|Source: Portland Cement Association
|Self-consolidating||Superplasticizers||Increases viscosity to allow concrete to flow under its own weight, thereby eliminating the need to vibrate the concrete once it's poured into the form. Also suitable for applications where concrete must flow through forms that are heavily congested with steel rebar.|
|High strength||Fly ash; slag; silica fume; calcined clay; Metakaolin; calcined shale||Increases the compressive strength of concrete up to 20,000 pounds per sq. in., versus 4,000 psi for traditional concrete. This allows concrete-framed structures to reach heights of more than 1,500 ft. It also allows columns be smaller than the size of members cast with standard concrete.|
|Freeze/thaw resistance||Air-entraining admixtures||Improves the durability of concrete that is exposed to freeze-thaw, deicers, sulfates, and alkali-reactive environments.|
|Corrosion resistance||Corrosion inhibitors||Raises the chloride threshold level at which corrosion starts and reduces the rate of corrosion after it begins. Especially suitable for structures, such as parking garages, exposed to chloride salts.|
|Quick-setting||Accelerating admixtures||Accelerates the rate of setting and provides early strength gain.|

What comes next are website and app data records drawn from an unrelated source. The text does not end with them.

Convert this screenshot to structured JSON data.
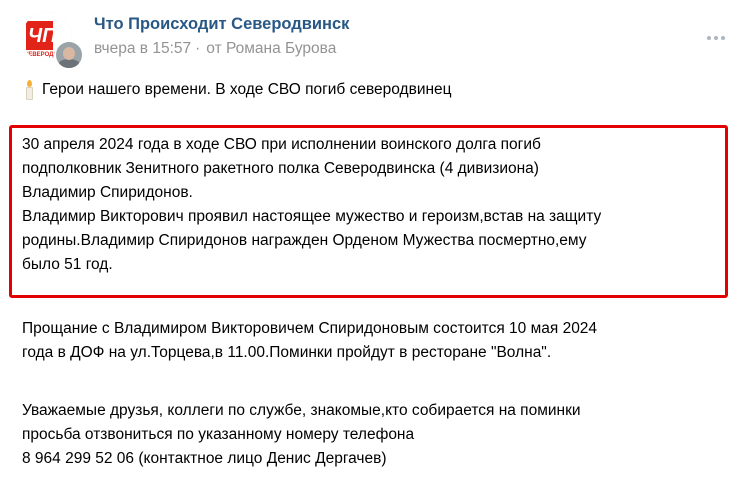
{
  "header": {
    "group_name": "Что Происходит Северодвинск",
    "time": "вчера в 15:57",
    "author": "от Романа Бурова",
    "avatar_logo_text": "ЧП",
    "avatar_logo_subtext": "СЕВЕРОДВ"
  },
  "post": {
    "title": "Герои нашего времени. В ходе СВО погиб северодвинец",
    "highlighted_lines": [
      "30 апреля 2024 года в ходе СВО при исполнении воинского долга погиб",
      "подполковник Зенитного ракетного полка Северодвинска (4 дивизиона)",
      "Владимир Спиридонов.",
      "Владимир Викторович проявил настоящее мужество и героизм,встав на защиту",
      "родины.Владимир Спиридонов награжден Орденом Мужества посмертно,ему",
      "было 51 год."
    ],
    "farewell_lines": [
      "Прощание с Владимиром Викторовичем Спиридоновым состоится 10 мая 2024",
      "года в ДОФ на ул.Торцева,в 11.00.Поминки пройдут в ресторане \"Волна\"."
    ],
    "contact_lines": [
      "Уважаемые друзья, коллеги по службе, знакомые,кто собирается на поминки",
      "просьба отзвониться по указанному номеру телефона",
      "8 964 299 52 06 (контактное лицо Денис Дергачев)"
    ]
  },
  "icons": {
    "candle": "candle-icon",
    "more": "more-dots-icon"
  },
  "colors": {
    "link": "#2a5885",
    "meta": "#939393",
    "highlight_border": "#e30000",
    "logo_red": "#e2231a"
  }
}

|Delay-setting or hardening||Retarding admixtures, such as water-reducers||For placing concrete in hot weather, in difficult places, or with special finishing processes where setting or hardening time must be delayed.|